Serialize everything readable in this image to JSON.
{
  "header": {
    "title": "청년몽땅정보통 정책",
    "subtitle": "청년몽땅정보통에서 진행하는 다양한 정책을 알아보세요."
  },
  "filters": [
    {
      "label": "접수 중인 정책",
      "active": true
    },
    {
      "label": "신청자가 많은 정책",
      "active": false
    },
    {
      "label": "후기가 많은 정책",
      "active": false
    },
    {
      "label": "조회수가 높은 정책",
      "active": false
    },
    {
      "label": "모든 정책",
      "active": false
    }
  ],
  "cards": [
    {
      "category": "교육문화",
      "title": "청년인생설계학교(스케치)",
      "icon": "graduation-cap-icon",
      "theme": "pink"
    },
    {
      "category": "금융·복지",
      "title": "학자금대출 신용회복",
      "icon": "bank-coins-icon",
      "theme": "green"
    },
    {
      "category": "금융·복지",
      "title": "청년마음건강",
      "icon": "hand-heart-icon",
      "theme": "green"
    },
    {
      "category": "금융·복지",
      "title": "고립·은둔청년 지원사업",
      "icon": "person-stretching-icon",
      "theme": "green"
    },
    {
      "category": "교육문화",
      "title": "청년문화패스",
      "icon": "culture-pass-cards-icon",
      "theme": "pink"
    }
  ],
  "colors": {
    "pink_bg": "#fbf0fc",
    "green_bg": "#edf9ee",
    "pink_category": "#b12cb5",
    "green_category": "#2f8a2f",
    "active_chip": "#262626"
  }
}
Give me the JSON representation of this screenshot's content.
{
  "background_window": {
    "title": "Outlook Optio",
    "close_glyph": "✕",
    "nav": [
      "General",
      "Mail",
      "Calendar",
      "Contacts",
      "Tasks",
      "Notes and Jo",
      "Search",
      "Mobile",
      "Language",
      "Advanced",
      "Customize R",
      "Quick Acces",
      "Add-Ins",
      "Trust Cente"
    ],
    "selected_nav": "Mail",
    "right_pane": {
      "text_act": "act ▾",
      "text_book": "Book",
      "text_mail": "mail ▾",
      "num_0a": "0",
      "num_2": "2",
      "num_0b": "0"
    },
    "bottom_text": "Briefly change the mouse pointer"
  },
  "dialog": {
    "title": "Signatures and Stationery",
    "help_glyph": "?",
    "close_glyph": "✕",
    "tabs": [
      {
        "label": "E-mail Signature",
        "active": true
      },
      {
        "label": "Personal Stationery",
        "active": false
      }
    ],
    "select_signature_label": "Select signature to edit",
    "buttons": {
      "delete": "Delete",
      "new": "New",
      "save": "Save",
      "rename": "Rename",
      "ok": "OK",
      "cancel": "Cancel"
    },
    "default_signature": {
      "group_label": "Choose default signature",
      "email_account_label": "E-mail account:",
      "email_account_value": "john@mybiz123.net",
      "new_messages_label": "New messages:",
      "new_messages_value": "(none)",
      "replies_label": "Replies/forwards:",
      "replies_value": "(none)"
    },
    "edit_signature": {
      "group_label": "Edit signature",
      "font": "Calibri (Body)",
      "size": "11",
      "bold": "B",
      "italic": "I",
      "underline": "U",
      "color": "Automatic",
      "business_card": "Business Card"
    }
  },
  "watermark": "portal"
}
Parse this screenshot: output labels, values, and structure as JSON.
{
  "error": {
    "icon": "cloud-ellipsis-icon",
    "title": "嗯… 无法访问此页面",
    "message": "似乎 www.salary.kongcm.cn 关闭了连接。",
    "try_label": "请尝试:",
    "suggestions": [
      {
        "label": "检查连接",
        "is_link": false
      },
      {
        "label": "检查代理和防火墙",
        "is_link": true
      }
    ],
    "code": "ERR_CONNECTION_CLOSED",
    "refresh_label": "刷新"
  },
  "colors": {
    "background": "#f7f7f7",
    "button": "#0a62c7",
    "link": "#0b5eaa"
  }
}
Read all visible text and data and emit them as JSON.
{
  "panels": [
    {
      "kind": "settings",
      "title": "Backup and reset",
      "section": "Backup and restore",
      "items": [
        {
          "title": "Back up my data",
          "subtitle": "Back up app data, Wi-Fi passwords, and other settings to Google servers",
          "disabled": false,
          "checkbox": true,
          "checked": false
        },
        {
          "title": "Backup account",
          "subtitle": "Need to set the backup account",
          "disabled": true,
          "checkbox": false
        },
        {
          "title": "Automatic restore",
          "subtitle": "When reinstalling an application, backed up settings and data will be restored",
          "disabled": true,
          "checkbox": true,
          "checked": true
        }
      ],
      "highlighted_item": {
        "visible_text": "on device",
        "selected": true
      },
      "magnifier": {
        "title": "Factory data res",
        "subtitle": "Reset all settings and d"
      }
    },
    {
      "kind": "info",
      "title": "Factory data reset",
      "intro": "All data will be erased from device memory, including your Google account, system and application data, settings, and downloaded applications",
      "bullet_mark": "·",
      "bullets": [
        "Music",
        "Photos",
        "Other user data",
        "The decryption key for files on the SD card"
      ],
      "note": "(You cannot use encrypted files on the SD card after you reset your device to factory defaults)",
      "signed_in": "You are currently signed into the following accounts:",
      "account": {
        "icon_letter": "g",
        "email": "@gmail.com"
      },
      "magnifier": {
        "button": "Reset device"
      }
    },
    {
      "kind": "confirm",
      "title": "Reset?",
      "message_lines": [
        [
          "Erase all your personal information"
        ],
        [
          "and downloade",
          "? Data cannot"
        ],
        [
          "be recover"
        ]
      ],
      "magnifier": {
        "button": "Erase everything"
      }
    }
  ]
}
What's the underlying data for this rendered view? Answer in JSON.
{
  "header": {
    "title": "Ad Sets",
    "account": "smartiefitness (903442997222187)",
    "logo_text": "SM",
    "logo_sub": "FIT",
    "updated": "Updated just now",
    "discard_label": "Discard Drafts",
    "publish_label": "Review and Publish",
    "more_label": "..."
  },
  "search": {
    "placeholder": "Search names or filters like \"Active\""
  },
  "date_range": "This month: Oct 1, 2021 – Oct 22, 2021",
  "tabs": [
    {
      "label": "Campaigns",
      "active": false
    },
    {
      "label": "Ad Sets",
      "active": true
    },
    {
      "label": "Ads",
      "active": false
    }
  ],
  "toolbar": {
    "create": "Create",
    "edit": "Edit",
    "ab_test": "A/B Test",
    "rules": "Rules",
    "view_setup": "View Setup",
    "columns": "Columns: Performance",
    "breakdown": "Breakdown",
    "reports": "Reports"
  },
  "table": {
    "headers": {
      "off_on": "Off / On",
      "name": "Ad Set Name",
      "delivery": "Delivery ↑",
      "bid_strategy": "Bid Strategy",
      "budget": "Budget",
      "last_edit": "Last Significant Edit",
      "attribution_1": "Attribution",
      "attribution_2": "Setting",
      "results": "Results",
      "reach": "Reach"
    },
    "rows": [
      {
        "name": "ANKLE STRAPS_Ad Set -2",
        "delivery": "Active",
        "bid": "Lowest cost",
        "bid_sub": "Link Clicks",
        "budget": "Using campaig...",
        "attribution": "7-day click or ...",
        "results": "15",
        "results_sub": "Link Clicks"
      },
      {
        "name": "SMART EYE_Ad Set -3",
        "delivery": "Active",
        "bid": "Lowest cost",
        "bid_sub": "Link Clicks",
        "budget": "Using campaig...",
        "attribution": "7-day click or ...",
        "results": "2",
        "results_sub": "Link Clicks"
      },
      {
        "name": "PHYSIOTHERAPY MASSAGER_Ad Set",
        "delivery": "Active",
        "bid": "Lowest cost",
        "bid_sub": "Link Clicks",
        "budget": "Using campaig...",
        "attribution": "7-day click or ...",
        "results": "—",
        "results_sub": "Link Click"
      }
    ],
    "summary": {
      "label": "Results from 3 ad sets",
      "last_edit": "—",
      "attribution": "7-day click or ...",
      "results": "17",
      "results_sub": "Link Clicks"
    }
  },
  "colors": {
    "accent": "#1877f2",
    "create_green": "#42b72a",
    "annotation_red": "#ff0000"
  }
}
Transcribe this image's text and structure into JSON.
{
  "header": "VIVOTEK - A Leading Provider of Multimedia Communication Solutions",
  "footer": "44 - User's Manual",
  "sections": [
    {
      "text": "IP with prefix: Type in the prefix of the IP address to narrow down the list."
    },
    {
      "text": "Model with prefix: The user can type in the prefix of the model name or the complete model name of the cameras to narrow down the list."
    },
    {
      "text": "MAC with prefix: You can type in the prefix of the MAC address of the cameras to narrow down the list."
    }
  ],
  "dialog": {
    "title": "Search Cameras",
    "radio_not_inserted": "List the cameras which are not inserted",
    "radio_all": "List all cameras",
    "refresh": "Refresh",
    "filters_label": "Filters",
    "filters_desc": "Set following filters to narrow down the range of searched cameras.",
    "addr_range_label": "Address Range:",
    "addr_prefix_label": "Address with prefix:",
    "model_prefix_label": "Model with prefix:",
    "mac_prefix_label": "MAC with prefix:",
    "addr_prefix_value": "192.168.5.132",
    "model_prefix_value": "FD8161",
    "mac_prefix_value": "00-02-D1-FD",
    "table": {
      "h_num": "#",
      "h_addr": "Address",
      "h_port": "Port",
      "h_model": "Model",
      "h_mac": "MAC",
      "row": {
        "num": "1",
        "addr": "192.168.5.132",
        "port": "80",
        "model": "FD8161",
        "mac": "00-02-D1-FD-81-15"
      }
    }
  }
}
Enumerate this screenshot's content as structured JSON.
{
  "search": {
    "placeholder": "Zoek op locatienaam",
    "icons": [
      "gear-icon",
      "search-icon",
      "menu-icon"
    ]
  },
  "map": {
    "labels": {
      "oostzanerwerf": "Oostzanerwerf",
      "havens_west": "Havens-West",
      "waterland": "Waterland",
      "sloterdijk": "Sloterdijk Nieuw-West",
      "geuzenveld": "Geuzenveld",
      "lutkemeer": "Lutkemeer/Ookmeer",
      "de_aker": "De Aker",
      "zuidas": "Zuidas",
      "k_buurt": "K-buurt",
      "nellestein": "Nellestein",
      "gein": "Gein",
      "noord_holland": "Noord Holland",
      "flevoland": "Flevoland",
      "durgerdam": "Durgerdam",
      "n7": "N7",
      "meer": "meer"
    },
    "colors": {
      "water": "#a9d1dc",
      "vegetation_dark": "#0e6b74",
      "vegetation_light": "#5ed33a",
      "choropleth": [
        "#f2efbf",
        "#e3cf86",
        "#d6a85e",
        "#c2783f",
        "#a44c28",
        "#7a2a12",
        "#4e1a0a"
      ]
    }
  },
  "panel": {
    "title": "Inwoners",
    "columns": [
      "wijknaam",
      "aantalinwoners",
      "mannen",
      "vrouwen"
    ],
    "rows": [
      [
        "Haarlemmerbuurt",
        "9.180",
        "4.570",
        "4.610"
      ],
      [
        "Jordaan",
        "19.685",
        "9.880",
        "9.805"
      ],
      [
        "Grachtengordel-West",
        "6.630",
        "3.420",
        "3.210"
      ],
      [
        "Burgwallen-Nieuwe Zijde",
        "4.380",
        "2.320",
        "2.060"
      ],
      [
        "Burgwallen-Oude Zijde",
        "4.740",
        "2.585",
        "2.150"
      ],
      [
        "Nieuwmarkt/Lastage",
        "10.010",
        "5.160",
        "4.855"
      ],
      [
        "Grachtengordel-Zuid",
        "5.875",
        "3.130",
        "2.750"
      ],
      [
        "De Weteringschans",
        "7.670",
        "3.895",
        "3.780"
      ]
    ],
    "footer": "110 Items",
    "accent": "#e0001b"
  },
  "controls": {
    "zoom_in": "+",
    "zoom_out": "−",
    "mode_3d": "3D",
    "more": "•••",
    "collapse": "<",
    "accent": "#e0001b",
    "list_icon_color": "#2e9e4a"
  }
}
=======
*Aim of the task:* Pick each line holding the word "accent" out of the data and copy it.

*Solution for this exercise:*
    "accent": "#1877f2",
    "accent": "#e0001b"
    "accent": "#e0001b",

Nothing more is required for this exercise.